In this case, θ For the special case of two transmitters, I=2 and i=−1,1 we have We now present simulation results to demonstrate the performance gains obtained using the transmit diversity technique of the present invention. In the simulations we consider the proposed North American terrestrial DAB system. In this case N=1000, that is, there are 1000 sub-carriers in an OFDM symbol and the symbol duration interval is T s=250 μs. The total bandwidth is 4 MHz and this is centered at 2.4 GHz. We use a 4DPSK system with an interleaver of size 125×16, that is, one interleaver block contains a single OFDM symbol. In these simulations, we employ a 256-state, rate 1/2 convolutional code. The terrestrial OFDM repeaters are assumed to be spaced 15 km apart. First we consider the line-of-sight case from two transmitters. The receiver in this case will see strong direct signals from both transmitters and because of the differential path delays this leads to a standing wave pattern in space. FIGS. 5, Next, let us consider a Rayleigh fading channel model. FIGS. 8, The performance of the OFDM system at 5 km/h and two transmitters is given in FIG. Having thus described a few particular embodiments of the invention, various alterations, modifications, and improvements will readily occur to those skilled in the art. Such alterations, modifications and improvements as are made obvious by this disclosure are intended to be part of this description though not expressly stated herein, and are intended to be within the spirit and scope of the invention. Accordingly, the foregoing description is by way of example only, and not limiting. The invention is limited only as defined in the following claims and equivalents thereto. Patent Citations

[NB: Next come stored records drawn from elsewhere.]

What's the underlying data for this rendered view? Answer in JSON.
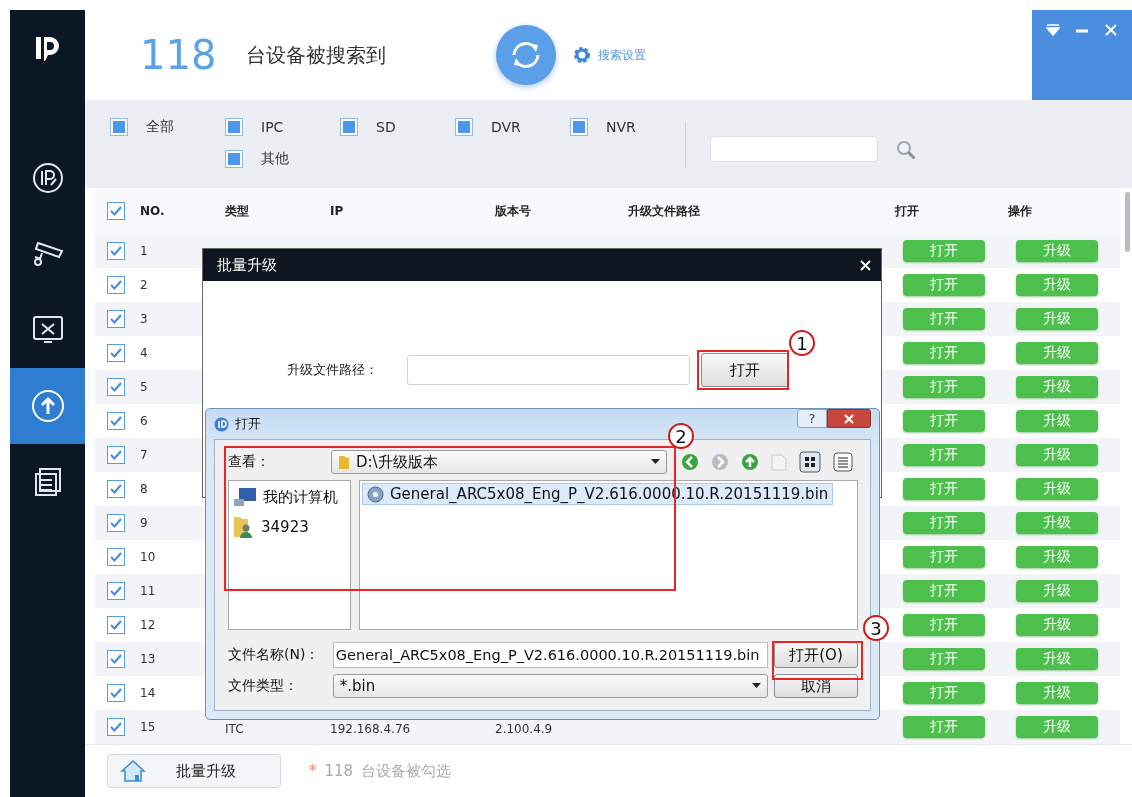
{
  "sidebar": {
    "items": [
      {
        "kind": "ip",
        "selected": false
      },
      {
        "kind": "camera",
        "selected": false
      },
      {
        "kind": "tools",
        "selected": false
      },
      {
        "kind": "upgrade",
        "selected": true
      },
      {
        "kind": "windows",
        "selected": false
      }
    ]
  },
  "header": {
    "count": "118",
    "text": "台设备被搜索到",
    "settings": "搜索设置"
  },
  "filters": [
    {
      "label": "全部",
      "checked": true
    },
    {
      "label": "IPC",
      "checked": true
    },
    {
      "label": "SD",
      "checked": true
    },
    {
      "label": "DVR",
      "checked": true
    },
    {
      "label": "NVR",
      "checked": true
    },
    {
      "label": "其他",
      "checked": true
    }
  ],
  "table": {
    "all_checked": true,
    "columns": [
      "NO.",
      "类型",
      "IP",
      "版本号",
      "升级文件路径",
      "打开",
      "操作"
    ],
    "rows": [
      {
        "no": "1",
        "checked": true,
        "open": "打开",
        "action": "升级"
      },
      {
        "no": "2",
        "checked": true,
        "open": "打开",
        "action": "升级"
      },
      {
        "no": "3",
        "checked": true,
        "open": "打开",
        "action": "升级"
      },
      {
        "no": "4",
        "checked": true,
        "open": "打开",
        "action": "升级"
      },
      {
        "no": "5",
        "checked": true,
        "open": "打开",
        "action": "升级"
      },
      {
        "no": "6",
        "checked": true,
        "open": "打开",
        "action": "升级"
      },
      {
        "no": "7",
        "checked": true,
        "open": "打开",
        "action": "升级"
      },
      {
        "no": "8",
        "checked": true,
        "open": "打开",
        "action": "升级"
      },
      {
        "no": "9",
        "checked": true,
        "open": "打开",
        "action": "升级"
      },
      {
        "no": "10",
        "checked": true,
        "open": "打开",
        "action": "升级"
      },
      {
        "no": "11",
        "checked": true,
        "open": "打开",
        "action": "升级"
      },
      {
        "no": "12",
        "checked": true,
        "open": "打开",
        "action": "升级"
      },
      {
        "no": "13",
        "checked": true,
        "open": "打开",
        "action": "升级"
      },
      {
        "no": "14",
        "checked": true,
        "open": "打开",
        "action": "升级"
      },
      {
        "no": "15",
        "checked": true,
        "type": "ITC",
        "ip": "192.168.4.76",
        "version": "2.100.4.9",
        "open": "打开",
        "action": "升级"
      }
    ]
  },
  "footer": {
    "button": "批量升级",
    "mark": "*",
    "count": "118",
    "text": "台设备被勾选"
  },
  "batch_dialog": {
    "title": "批量升级",
    "path_label": "升级文件路径：",
    "open_button": "打开"
  },
  "file_dialog": {
    "title": "打开",
    "help": "?",
    "look_in_label": "查看：",
    "folder": "D:\\升级版本",
    "places": [
      {
        "kind": "computer",
        "label": "我的计算机"
      },
      {
        "kind": "user",
        "label": "34923"
      }
    ],
    "files": [
      {
        "name": "General_ARC5x08_Eng_P_V2.616.0000.10.R.20151119.bin",
        "selected": true
      }
    ],
    "filename_label": "文件名称(N)：",
    "filename": "General_ARC5x08_Eng_P_V2.616.0000.10.R.20151119.bin",
    "filetype_label": "文件类型：",
    "filetype": "*.bin",
    "open_button": "打开(O)",
    "cancel_button": "取消"
  },
  "annotations": [
    {
      "label": "1"
    },
    {
      "label": "2"
    },
    {
      "label": "3"
    }
  ]
}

Non-Patent Citations
Referenced by
Classifications
Legal Events
Rotate |